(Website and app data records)
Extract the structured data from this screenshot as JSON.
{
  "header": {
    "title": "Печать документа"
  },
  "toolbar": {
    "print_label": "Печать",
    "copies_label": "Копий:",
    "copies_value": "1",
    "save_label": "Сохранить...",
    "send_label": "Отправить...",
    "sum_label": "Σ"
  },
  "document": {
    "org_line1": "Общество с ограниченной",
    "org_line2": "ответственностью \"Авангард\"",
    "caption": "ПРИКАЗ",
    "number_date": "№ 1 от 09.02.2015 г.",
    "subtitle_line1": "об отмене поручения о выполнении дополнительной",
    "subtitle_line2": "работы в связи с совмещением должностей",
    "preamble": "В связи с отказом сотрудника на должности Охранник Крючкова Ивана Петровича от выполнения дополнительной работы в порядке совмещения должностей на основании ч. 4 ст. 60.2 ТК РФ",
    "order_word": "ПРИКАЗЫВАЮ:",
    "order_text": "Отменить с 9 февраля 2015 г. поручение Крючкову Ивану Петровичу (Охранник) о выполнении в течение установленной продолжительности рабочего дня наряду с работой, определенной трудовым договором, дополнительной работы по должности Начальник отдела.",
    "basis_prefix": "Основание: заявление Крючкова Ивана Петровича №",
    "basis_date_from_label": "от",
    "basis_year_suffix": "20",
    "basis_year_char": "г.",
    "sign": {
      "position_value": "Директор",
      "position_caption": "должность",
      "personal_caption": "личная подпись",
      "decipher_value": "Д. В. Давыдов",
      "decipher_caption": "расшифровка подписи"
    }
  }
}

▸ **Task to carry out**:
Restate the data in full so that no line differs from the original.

▸ **Reply**:
Extract the structured data from this screenshot as JSON.
{
  "header": {
    "title": "Печать документа"
  },
  "toolbar": {
    "print_label": "Печать",
    "copies_label": "Копий:",
    "copies_value": "1",
    "save_label": "Сохранить...",
    "send_label": "Отправить...",
    "sum_label": "Σ"
  },
  "document": {
    "org_line1": "Общество с ограниченной",
    "org_line2": "ответственностью \"Авангард\"",
    "caption": "ПРИКАЗ",
    "number_date": "№ 1 от 09.02.2015 г.",
    "subtitle_line1": "об отмене поручения о выполнении дополнительной",
    "subtitle_line2": "работы в связи с совмещением должностей",
    "preamble": "В связи с отказом сотрудника на должности Охранник Крючкова Ивана Петровича от выполнения дополнительной работы в порядке совмещения должностей на основании ч. 4 ст. 60.2 ТК РФ",
    "order_word": "ПРИКАЗЫВАЮ:",
    "order_text": "Отменить с 9 февраля 2015 г. поручение Крючкову Ивану Петровичу (Охранник) о выполнении в течение установленной продолжительности рабочего дня наряду с работой, определенной трудовым договором, дополнительной работы по должности Начальник отдела.",
    "basis_prefix": "Основание: заявление Крючкова Ивана Петровича №",
    "basis_date_from_label": "от",
    "basis_year_suffix": "20",
    "basis_year_char": "г.",
    "sign": {
      "position_value": "Директор",
      "position_caption": "должность",
      "personal_caption": "личная подпись",
      "decipher_value": "Д. В. Давыдов",
      "decipher_caption": "расшифровка подписи"
    }
  }
}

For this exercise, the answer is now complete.